As you progress through the game, so does Link. Using the tried and tested Zelda format, with each dungeon you get a new piece of equipment and with it access to new things. You get grapple hooks, bows, slingshots and bomb bags. Basically you become more equipped as the challenge grows. At the same time you the player, becomes more equipped to deal with the challenge. You learn your craft and know when the time to strike is. Then when you start to get confident, the game changes. Enemies change and react differently. You are always on your toes. The balance of challenge and entertainment give OoT the replay value of any game that can be considered the best.

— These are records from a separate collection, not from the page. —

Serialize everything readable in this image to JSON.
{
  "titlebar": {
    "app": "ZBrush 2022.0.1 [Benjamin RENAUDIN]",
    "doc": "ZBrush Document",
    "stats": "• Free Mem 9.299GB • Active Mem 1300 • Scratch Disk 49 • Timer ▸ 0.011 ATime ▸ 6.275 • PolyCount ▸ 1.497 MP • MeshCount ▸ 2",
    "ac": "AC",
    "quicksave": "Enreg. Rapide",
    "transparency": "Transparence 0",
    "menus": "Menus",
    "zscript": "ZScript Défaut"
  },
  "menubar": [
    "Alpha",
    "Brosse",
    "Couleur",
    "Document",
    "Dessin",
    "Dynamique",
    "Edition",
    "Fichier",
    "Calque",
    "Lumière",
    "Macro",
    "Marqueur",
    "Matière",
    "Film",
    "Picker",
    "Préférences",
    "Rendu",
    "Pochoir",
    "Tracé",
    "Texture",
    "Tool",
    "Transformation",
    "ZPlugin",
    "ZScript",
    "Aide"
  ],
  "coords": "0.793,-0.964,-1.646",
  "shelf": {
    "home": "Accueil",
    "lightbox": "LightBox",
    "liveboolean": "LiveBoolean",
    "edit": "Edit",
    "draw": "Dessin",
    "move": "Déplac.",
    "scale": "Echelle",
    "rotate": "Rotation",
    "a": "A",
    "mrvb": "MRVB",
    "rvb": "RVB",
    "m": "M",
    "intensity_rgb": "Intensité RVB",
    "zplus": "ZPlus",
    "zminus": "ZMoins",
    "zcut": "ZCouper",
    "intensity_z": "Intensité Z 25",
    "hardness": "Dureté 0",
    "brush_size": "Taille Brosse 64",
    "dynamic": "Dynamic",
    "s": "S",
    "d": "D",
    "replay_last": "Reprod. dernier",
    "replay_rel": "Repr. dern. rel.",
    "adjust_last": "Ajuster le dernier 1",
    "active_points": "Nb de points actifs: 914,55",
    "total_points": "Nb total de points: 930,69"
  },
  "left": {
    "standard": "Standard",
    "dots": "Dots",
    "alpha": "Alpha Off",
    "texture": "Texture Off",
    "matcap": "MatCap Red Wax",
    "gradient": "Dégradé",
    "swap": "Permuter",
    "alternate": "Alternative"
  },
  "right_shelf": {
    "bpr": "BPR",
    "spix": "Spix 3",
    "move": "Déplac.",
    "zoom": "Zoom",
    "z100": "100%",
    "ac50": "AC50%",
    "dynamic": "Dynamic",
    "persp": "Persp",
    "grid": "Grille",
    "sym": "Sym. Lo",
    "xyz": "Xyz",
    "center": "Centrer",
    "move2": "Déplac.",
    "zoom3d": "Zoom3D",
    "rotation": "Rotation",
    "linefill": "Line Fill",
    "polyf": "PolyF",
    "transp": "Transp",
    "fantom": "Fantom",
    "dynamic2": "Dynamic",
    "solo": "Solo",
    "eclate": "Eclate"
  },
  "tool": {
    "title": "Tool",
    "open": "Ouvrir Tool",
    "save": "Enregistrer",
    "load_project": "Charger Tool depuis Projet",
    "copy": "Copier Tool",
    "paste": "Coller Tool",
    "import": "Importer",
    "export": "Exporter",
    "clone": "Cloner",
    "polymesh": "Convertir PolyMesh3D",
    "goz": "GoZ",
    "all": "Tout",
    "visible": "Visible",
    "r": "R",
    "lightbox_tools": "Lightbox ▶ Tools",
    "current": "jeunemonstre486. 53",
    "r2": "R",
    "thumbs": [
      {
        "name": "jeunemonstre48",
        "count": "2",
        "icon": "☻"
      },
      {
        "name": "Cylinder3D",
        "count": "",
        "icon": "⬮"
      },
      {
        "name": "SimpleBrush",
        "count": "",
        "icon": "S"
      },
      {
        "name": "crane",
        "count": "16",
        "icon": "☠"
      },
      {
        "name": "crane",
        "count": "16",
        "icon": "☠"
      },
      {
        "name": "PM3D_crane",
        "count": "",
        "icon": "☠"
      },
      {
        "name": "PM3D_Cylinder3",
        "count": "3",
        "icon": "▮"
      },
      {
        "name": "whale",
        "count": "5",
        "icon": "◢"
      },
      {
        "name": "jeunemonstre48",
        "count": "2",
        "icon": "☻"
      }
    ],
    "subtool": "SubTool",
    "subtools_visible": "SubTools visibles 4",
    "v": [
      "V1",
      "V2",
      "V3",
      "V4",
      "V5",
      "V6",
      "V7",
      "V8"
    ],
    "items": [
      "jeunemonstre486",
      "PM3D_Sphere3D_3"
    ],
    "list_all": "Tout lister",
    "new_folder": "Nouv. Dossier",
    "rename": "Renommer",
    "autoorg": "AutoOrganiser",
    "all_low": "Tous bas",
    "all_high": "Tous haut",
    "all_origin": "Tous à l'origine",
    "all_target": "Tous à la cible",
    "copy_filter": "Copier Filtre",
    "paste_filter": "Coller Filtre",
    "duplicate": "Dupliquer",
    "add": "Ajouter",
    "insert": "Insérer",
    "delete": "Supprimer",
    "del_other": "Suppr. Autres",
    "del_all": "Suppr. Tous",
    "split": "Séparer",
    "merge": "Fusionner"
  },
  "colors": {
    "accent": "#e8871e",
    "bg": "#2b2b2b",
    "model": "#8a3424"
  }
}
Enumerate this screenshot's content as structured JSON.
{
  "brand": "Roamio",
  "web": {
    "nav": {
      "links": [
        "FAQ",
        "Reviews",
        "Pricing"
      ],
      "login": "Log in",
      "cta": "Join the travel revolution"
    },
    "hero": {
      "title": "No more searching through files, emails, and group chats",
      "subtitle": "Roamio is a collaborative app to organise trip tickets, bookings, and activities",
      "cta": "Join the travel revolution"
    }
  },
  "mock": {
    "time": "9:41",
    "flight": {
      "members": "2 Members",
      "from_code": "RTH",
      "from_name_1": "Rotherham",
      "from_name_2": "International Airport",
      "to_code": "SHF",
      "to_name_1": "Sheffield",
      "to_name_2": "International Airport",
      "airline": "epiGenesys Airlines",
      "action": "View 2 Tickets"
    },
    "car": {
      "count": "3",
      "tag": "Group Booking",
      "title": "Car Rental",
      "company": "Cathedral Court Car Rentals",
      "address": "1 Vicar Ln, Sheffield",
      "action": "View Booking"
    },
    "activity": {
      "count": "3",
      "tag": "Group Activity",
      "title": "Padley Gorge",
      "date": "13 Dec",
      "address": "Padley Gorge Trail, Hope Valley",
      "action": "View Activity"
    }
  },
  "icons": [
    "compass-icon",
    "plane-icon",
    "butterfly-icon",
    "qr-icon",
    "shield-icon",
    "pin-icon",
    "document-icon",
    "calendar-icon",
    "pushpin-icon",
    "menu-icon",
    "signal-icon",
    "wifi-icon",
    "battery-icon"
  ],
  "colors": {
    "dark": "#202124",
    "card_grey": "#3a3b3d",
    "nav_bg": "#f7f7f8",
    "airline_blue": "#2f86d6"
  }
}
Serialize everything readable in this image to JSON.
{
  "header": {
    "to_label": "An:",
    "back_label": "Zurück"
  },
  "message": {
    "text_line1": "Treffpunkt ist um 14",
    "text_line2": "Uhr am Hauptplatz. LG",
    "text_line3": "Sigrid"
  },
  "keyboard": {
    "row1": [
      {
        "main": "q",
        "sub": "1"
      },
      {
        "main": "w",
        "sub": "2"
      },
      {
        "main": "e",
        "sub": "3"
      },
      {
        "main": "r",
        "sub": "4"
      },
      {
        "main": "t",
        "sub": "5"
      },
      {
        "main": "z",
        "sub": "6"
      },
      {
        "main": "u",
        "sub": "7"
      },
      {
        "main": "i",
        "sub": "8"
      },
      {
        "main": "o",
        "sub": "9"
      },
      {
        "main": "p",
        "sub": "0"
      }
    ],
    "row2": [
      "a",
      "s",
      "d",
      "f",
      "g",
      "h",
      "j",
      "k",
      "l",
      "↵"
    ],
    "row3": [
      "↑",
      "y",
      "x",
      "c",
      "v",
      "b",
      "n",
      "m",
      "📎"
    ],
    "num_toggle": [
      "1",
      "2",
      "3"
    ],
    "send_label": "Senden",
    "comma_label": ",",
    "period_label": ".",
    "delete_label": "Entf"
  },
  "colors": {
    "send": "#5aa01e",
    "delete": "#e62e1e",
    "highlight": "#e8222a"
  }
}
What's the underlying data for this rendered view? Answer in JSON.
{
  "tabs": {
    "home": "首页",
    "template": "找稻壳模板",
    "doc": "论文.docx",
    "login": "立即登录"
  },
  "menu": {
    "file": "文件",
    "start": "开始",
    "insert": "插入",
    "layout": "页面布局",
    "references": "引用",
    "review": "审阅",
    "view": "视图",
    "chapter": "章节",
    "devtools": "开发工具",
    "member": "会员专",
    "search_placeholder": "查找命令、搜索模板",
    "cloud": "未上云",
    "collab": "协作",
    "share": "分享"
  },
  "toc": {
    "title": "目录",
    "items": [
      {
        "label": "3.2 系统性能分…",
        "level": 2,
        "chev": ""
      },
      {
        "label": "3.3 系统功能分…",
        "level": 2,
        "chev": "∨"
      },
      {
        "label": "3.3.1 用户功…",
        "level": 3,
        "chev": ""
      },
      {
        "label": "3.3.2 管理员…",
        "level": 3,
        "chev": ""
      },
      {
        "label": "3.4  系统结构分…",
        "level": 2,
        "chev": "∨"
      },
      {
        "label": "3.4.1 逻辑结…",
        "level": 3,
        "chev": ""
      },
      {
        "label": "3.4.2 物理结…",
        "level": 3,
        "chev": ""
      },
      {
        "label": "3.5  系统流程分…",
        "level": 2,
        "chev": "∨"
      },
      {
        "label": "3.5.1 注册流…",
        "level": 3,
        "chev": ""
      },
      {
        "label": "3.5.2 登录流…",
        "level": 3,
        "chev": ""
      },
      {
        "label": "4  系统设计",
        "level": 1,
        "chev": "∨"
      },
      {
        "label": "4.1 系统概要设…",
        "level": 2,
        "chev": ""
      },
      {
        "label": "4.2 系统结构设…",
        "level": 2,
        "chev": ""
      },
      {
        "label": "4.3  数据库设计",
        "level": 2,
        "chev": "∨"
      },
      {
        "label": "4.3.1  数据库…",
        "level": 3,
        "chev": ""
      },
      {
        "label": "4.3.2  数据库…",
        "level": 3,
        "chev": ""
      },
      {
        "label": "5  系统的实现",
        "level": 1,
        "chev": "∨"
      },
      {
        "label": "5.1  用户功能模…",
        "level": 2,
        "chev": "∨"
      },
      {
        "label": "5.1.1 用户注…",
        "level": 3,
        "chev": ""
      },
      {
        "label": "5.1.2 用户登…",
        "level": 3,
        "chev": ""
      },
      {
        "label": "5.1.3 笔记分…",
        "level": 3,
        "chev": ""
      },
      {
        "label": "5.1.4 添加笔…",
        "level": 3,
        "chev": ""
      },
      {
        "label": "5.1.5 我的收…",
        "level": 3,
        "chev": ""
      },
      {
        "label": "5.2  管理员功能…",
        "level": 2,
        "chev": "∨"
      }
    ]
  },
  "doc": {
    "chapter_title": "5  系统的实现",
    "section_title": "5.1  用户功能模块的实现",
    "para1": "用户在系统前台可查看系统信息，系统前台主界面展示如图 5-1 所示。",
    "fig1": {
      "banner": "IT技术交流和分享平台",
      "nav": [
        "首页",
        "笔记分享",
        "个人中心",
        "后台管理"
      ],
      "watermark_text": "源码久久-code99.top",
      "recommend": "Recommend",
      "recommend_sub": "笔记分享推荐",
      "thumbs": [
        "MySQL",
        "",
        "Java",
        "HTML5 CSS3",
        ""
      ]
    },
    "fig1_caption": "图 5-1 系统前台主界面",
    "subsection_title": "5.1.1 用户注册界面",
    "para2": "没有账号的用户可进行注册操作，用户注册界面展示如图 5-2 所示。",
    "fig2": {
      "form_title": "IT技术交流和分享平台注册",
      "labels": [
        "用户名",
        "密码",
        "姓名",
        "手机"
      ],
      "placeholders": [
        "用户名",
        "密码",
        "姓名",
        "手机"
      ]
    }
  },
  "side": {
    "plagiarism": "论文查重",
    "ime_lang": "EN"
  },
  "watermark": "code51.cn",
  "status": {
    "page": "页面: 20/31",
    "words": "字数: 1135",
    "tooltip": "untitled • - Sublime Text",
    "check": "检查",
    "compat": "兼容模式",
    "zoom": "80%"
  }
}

On top of all this great stuff OoT also has one mighty fine soundtrack. Each song fits perfectly with the environment. The Lost Woods wouldn’t be the Lost Woods without Saria’s song in the background. Then there is the song of Storms, which has little use in the game, but I defy anyone to hear it and not have it stuck in their head for days. It’s just too good “dada dada da dada dadaddada”. I bet you read that to the tune. Anyway the theme tune for OoT is so good that it’s been performed by orchestras and released on cd on multiple occasions. Basically it’s a very good soundtrack.
The controls of the game can feel a bit dated today. The lack of a second analogue on the N64 game pad can make changing camera angles a nightmare, at the time though you hardly noticed. Dual analogue was in its infancy and we hadn’t really been exposed to free camera movement, so it wasn’t really a problem. Otherwise the controls are pretty great. You know where everything is quickly. You can get to the correct button easily and you don’t end up scrambling for the correct bottom in times of need. OoT handles well, if not a little dated by today’s standards.
Don’t get me wrong OoT isn’t the perfect game. No game can be perfect. To be perfect you have to be imperfect and by that definition perfect is in fact imperfection and then we have a paradox. Though I don’t think I’m in the business of debating the philosophical points of an Oasis lyric in this blog. The point I was making is that if OoT was perfect it wouldn’t be considered the greatest game of all time. Nobody wants to see true perfection it makes you feel inadequate. The issues with OoT help make it great, like that quirky girl you like. The little quirks are what draw you in. (I couldn’t think of a female equivalent, so apologies to my female readers, if you exist). Take the water temple for example; it’s hard as hell. In fact it’s almost too hard, but that difficulty draws you in every time. Once more imperfection is perfection.
So…I’m going to sum this up. I do honestly believe that OoT is the greatest game ever made. I do believe that it is a bench mark that other games should be measured by. I’m also aware that not everyone agrees with me. Which is fine, I like a good debate. I would be interested to hear from you guys though. What do you think is the best game ever? Am I right? Am I wrong? Let me know.
*Edit:- I wrote a follow up blog all about Majora’s Mask. if you enjoyed this why not give it a read?*
By Matt Husselbury